■ TASK BRIEF ■
What this exercise calls for is an exact copy of the data.

(Beginning of DATASET EXTRACT)

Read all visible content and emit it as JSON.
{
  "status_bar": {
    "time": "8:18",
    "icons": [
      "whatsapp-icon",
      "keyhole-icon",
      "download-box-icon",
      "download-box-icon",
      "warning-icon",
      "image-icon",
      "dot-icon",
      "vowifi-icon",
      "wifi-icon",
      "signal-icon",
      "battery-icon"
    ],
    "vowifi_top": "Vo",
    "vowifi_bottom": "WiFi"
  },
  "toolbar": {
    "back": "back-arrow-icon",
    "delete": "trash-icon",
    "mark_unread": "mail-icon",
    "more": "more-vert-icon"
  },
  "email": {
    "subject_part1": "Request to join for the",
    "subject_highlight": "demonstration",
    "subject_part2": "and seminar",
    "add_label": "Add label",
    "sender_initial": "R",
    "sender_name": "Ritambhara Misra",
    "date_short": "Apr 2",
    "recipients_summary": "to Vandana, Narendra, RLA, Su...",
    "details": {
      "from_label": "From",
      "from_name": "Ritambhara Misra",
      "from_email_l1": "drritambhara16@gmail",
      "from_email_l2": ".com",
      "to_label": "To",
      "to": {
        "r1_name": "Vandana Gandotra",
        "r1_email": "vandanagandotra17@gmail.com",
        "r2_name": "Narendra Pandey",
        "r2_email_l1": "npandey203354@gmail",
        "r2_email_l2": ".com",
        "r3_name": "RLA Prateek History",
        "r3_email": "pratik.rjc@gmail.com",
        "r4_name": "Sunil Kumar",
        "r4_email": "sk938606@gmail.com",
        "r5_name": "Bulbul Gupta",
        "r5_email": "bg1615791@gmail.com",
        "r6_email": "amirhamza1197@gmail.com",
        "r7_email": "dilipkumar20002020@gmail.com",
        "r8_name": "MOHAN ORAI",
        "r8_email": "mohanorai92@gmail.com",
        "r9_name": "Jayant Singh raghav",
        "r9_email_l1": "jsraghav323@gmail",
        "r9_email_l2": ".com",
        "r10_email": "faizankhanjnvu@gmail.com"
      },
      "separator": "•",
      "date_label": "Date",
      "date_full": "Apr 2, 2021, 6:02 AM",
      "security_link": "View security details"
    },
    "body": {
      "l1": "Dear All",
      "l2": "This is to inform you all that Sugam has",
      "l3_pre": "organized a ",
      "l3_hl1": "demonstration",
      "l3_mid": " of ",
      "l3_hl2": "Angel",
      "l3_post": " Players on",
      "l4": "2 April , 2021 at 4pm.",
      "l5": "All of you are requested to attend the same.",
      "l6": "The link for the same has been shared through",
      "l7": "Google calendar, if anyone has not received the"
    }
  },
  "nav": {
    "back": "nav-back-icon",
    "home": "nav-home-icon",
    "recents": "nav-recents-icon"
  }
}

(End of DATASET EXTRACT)

■ TASK OUTPUT ■
Read all visible content and emit it as JSON.
{
  "status_bar": {
    "time": "8:18",
    "icons": [
      "whatsapp-icon",
      "keyhole-icon",
      "download-box-icon",
      "download-box-icon",
      "warning-icon",
      "image-icon",
      "dot-icon",
      "vowifi-icon",
      "wifi-icon",
      "signal-icon",
      "battery-icon"
    ],
    "vowifi_top": "Vo",
    "vowifi_bottom": "WiFi"
  },
  "toolbar": {
    "back": "back-arrow-icon",
    "delete": "trash-icon",
    "mark_unread": "mail-icon",
    "more": "more-vert-icon"
  },
  "email": {
    "subject_part1": "Request to join for the",
    "subject_highlight": "demonstration",
    "subject_part2": "and seminar",
    "add_label": "Add label",
    "sender_initial": "R",
    "sender_name": "Ritambhara Misra",
    "date_short": "Apr 2",
    "recipients_summary": "to Vandana, Narendra, RLA, Su...",
    "details": {
      "from_label": "From",
      "from_name": "Ritambhara Misra",
      "from_email_l1": "drritambhara16@gmail",
      "from_email_l2": ".com",
      "to_label": "To",
      "to": {
        "r1_name": "Vandana Gandotra",
        "r1_email": "vandanagandotra17@gmail.com",
        "r2_name": "Narendra Pandey",
        "r2_email_l1": "npandey203354@gmail",
        "r2_email_l2": ".com",
        "r3_name": "RLA Prateek History",
        "r3_email": "pratik.rjc@gmail.com",
        "r4_name": "Sunil Kumar",
        "r4_email": "sk938606@gmail.com",
        "r5_name": "Bulbul Gupta",
        "r5_email": "bg1615791@gmail.com",
        "r6_email": "amirhamza1197@gmail.com",
        "r7_email": "dilipkumar20002020@gmail.com",
        "r8_name": "MOHAN ORAI",
        "r8_email": "mohanorai92@gmail.com",
        "r9_name": "Jayant Singh raghav",
        "r9_email_l1": "jsraghav323@gmail",
        "r9_email_l2": ".com",
        "r10_email": "faizankhanjnvu@gmail.com"
      },
      "separator": "•",
      "date_label": "Date",
      "date_full": "Apr 2, 2021, 6:02 AM",
      "security_link": "View security details"
    },
    "body": {
      "l1": "Dear All",
      "l2": "This is to inform you all that Sugam has",
      "l3_pre": "organized a ",
      "l3_hl1": "demonstration",
      "l3_mid": " of ",
      "l3_hl2": "Angel",
      "l3_post": " Players on",
      "l4": "2 April , 2021 at 4pm.",
      "l5": "All of you are requested to attend the same.",
      "l6": "The link for the same has been shared through",
      "l7": "Google calendar, if anyone has not received the"
    }
  },
  "nav": {
    "back": "nav-back-icon",
    "home": "nav-home-icon",
    "recents": "nav-recents-icon"
  }
}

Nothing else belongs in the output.